TASK DETAILS: Without including any pictures, copy every line below exactly.

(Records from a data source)

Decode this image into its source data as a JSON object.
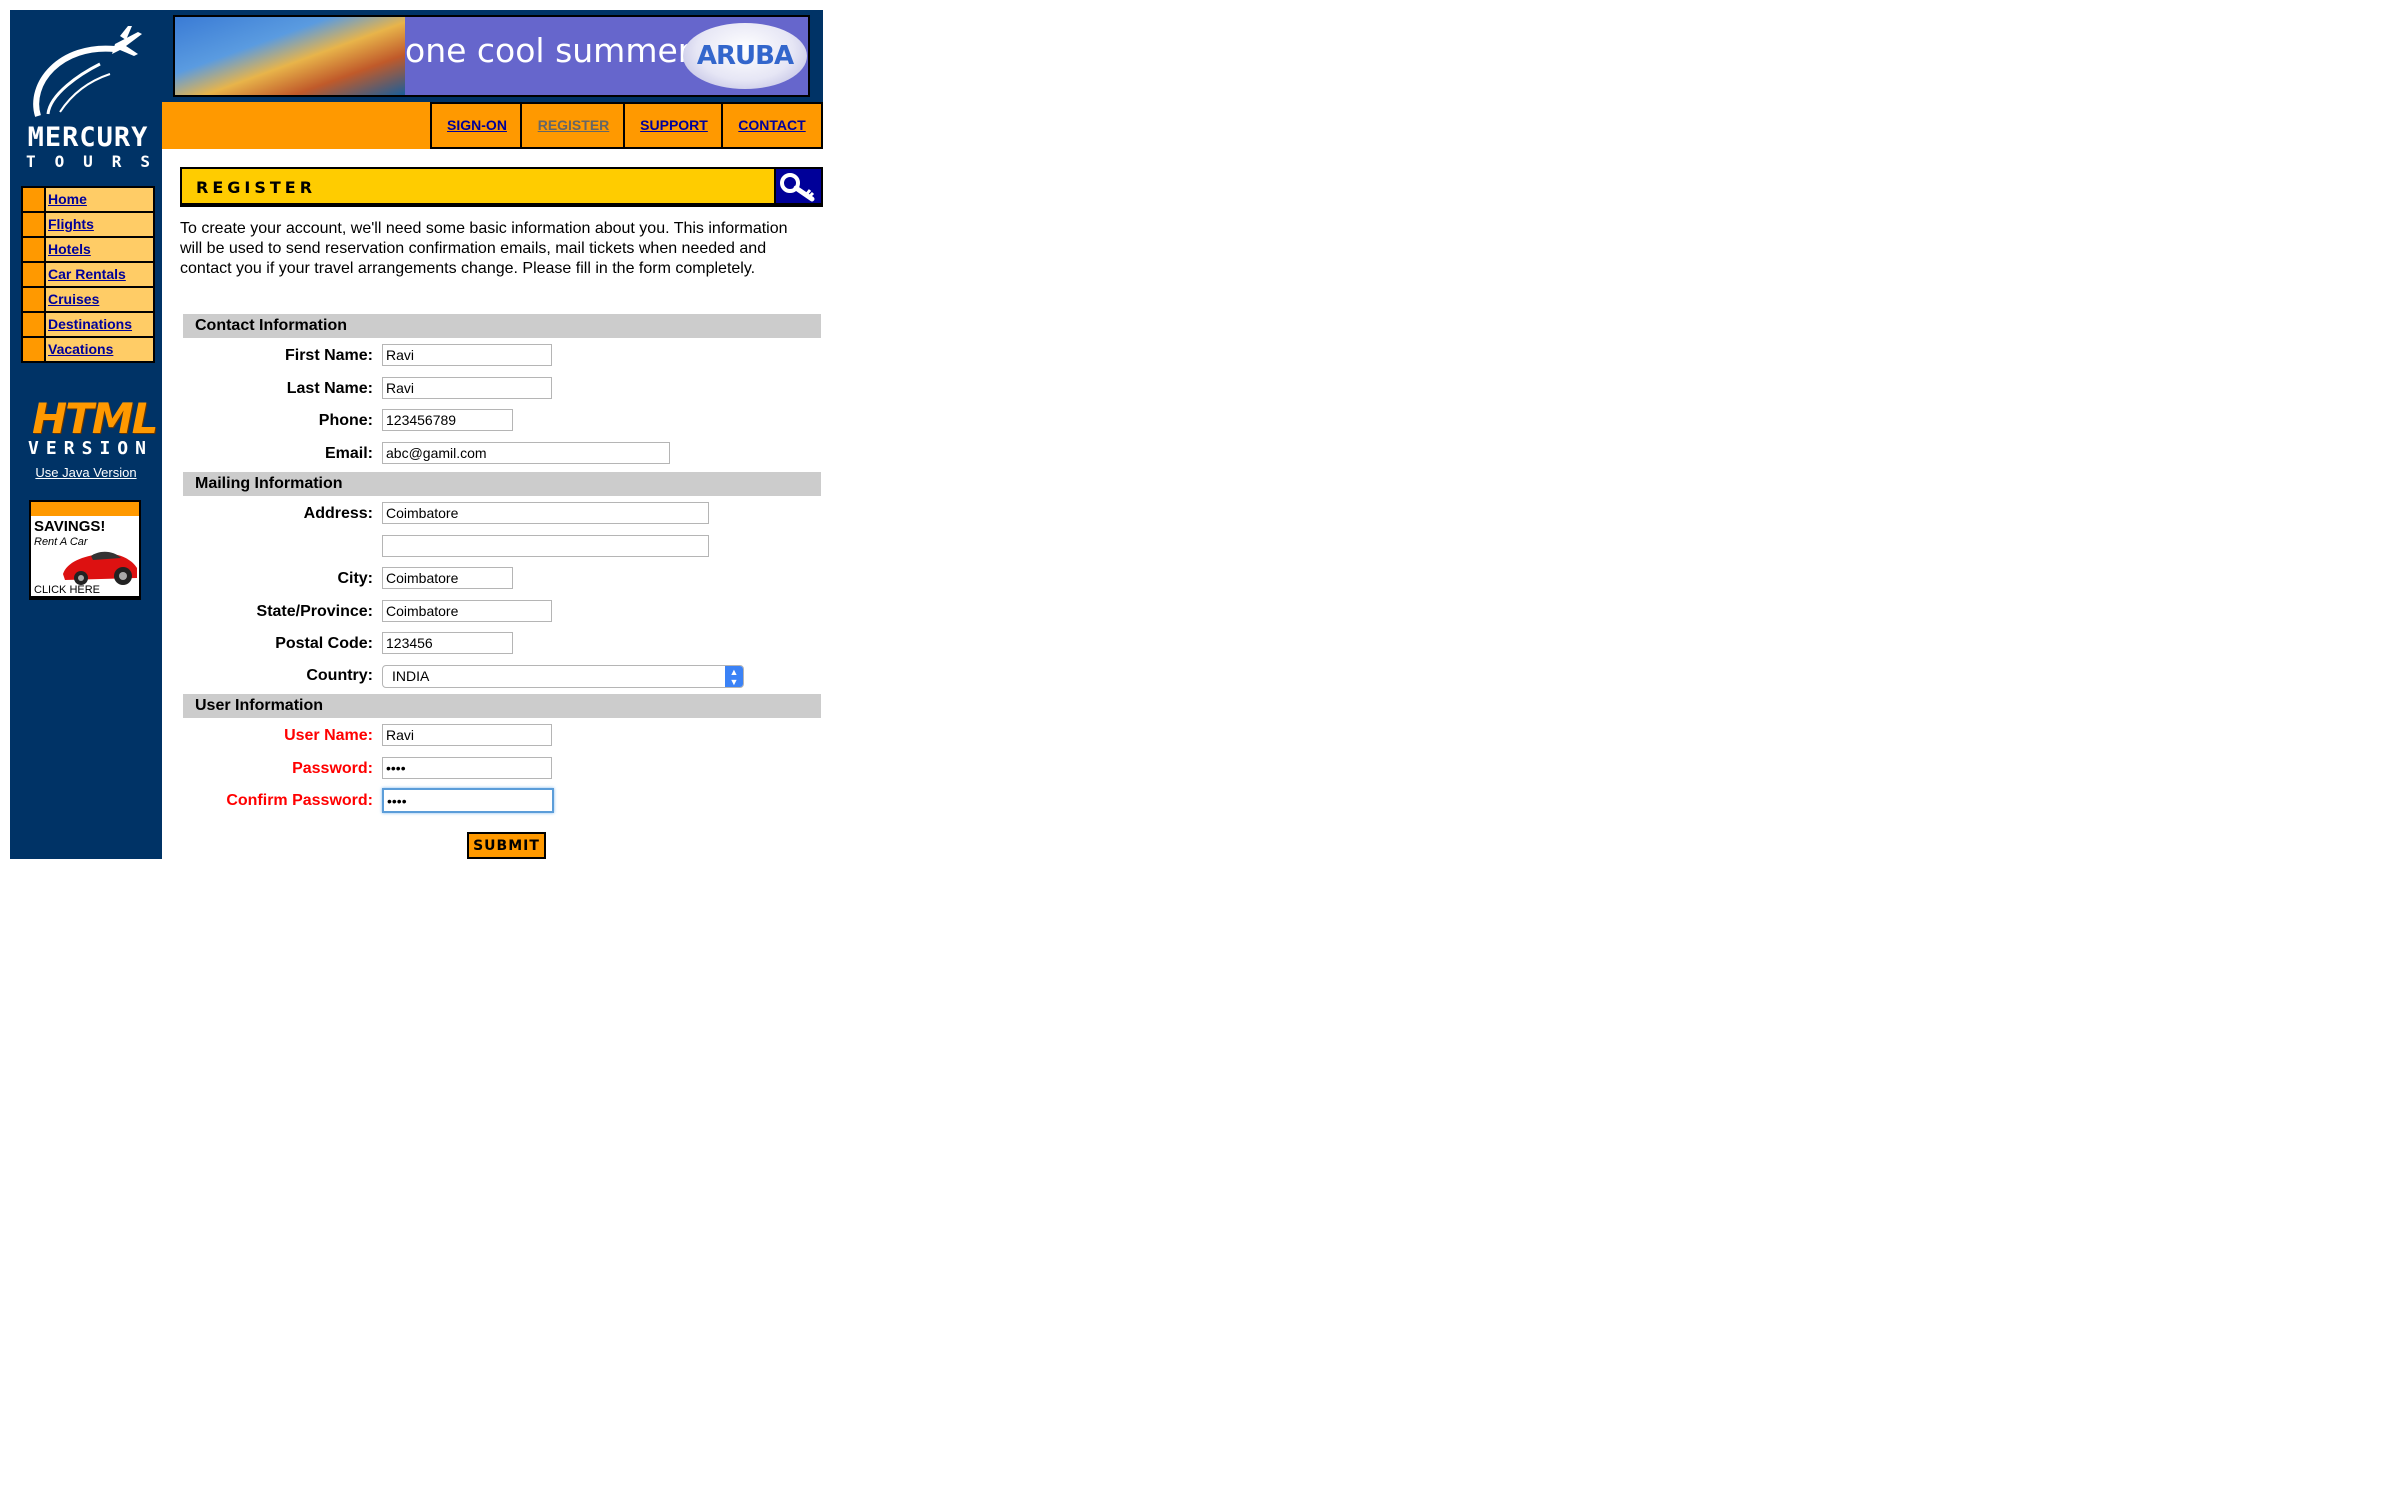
{
  "logo": {
    "line1": "MERCURY",
    "line2": [
      "T",
      "O",
      "U",
      "R",
      "S"
    ]
  },
  "sidebar": {
    "items": [
      {
        "label": "Home"
      },
      {
        "label": "Flights"
      },
      {
        "label": "Hotels"
      },
      {
        "label": "Car Rentals"
      },
      {
        "label": "Cruises"
      },
      {
        "label": "Destinations"
      },
      {
        "label": "Vacations"
      }
    ],
    "html_version_big": "HTML",
    "html_version_small": [
      "V",
      "E",
      "R",
      "S",
      "I",
      "O",
      "N"
    ],
    "java_link": "Use Java Version",
    "savings": {
      "title": "SAVINGS!",
      "subtitle": "Rent A Car",
      "cta": "CLICK HERE"
    }
  },
  "banner": {
    "tagline": "one cool summer",
    "brand": "ARUBA"
  },
  "topnav": {
    "signon": "SIGN-ON",
    "register": "REGISTER",
    "support": "SUPPORT",
    "contact": "CONTACT"
  },
  "page": {
    "title": "REGISTER",
    "intro": "To create your account, we'll need some basic information about you. This information will be used to send reservation confirmation emails, mail tickets when needed and contact you if your travel arrangements change. Please fill in the form completely."
  },
  "form": {
    "contact_section": "Contact Information",
    "first_name": {
      "label": "First Name:",
      "value": "Ravi"
    },
    "last_name": {
      "label": "Last Name:",
      "value": "Ravi"
    },
    "phone": {
      "label": "Phone:",
      "value": "123456789"
    },
    "email": {
      "label": "Email:",
      "value": "abc@gamil.com"
    },
    "mailing_section": "Mailing Information",
    "address": {
      "label": "Address:",
      "value": "Coimbatore",
      "value2": ""
    },
    "city": {
      "label": "City:",
      "value": "Coimbatore"
    },
    "state": {
      "label": "State/Province:",
      "value": "Coimbatore"
    },
    "postal": {
      "label": "Postal Code:",
      "value": "123456"
    },
    "country": {
      "label": "Country:",
      "value": "INDIA"
    },
    "user_section": "User Information",
    "username": {
      "label": "User Name:",
      "value": "Ravi"
    },
    "password": {
      "label": "Password:",
      "value": "1234"
    },
    "confirm_password": {
      "label": "Confirm Password:",
      "value": "1234"
    },
    "submit": "SUBMIT"
  },
  "colors": {
    "sidebar": "#003366",
    "accent": "#ff9900",
    "header_yellow": "#ffcc00",
    "link": "#000099",
    "required": "#ff0000"
  },
  "icons": [
    "airplane-logo-icon",
    "key-icon",
    "select-arrows-icon"
  ]
}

OUTPUT OF THE TASK:
Decode this image into its source data as a JSON object.
{
  "logo": {
    "line1": "MERCURY",
    "line2": [
      "T",
      "O",
      "U",
      "R",
      "S"
    ]
  },
  "sidebar": {
    "items": [
      {
        "label": "Home"
      },
      {
        "label": "Flights"
      },
      {
        "label": "Hotels"
      },
      {
        "label": "Car Rentals"
      },
      {
        "label": "Cruises"
      },
      {
        "label": "Destinations"
      },
      {
        "label": "Vacations"
      }
    ],
    "html_version_big": "HTML",
    "html_version_small": [
      "V",
      "E",
      "R",
      "S",
      "I",
      "O",
      "N"
    ],
    "java_link": "Use Java Version",
    "savings": {
      "title": "SAVINGS!",
      "subtitle": "Rent A Car",
      "cta": "CLICK HERE"
    }
  },
  "banner": {
    "tagline": "one cool summer",
    "brand": "ARUBA"
  },
  "topnav": {
    "signon": "SIGN-ON",
    "register": "REGISTER",
    "support": "SUPPORT",
    "contact": "CONTACT"
  },
  "page": {
    "title": "REGISTER",
    "intro": "To create your account, we'll need some basic information about you. This information will be used to send reservation confirmation emails, mail tickets when needed and contact you if your travel arrangements change. Please fill in the form completely."
  },
  "form": {
    "contact_section": "Contact Information",
    "first_name": {
      "label": "First Name:",
      "value": "Ravi"
    },
    "last_name": {
      "label": "Last Name:",
      "value": "Ravi"
    },
    "phone": {
      "label": "Phone:",
      "value": "123456789"
    },
    "email": {
      "label": "Email:",
      "value": "abc@gamil.com"
    },
    "mailing_section": "Mailing Information",
    "address": {
      "label": "Address:",
      "value": "Coimbatore",
      "value2": ""
    },
    "city": {
      "label": "City:",
      "value": "Coimbatore"
    },
    "state": {
      "label": "State/Province:",
      "value": "Coimbatore"
    },
    "postal": {
      "label": "Postal Code:",
      "value": "123456"
    },
    "country": {
      "label": "Country:",
      "value": "INDIA"
    },
    "user_section": "User Information",
    "username": {
      "label": "User Name:",
      "value": "Ravi"
    },
    "password": {
      "label": "Password:",
      "value": "1234"
    },
    "confirm_password": {
      "label": "Confirm Password:",
      "value": "1234"
    },
    "submit": "SUBMIT"
  },
  "colors": {
    "sidebar": "#003366",
    "accent": "#ff9900",
    "header_yellow": "#ffcc00",
    "link": "#000099",
    "required": "#ff0000"
  },
  "icons": [
    "airplane-logo-icon",
    "key-icon",
    "select-arrows-icon"
  ]
}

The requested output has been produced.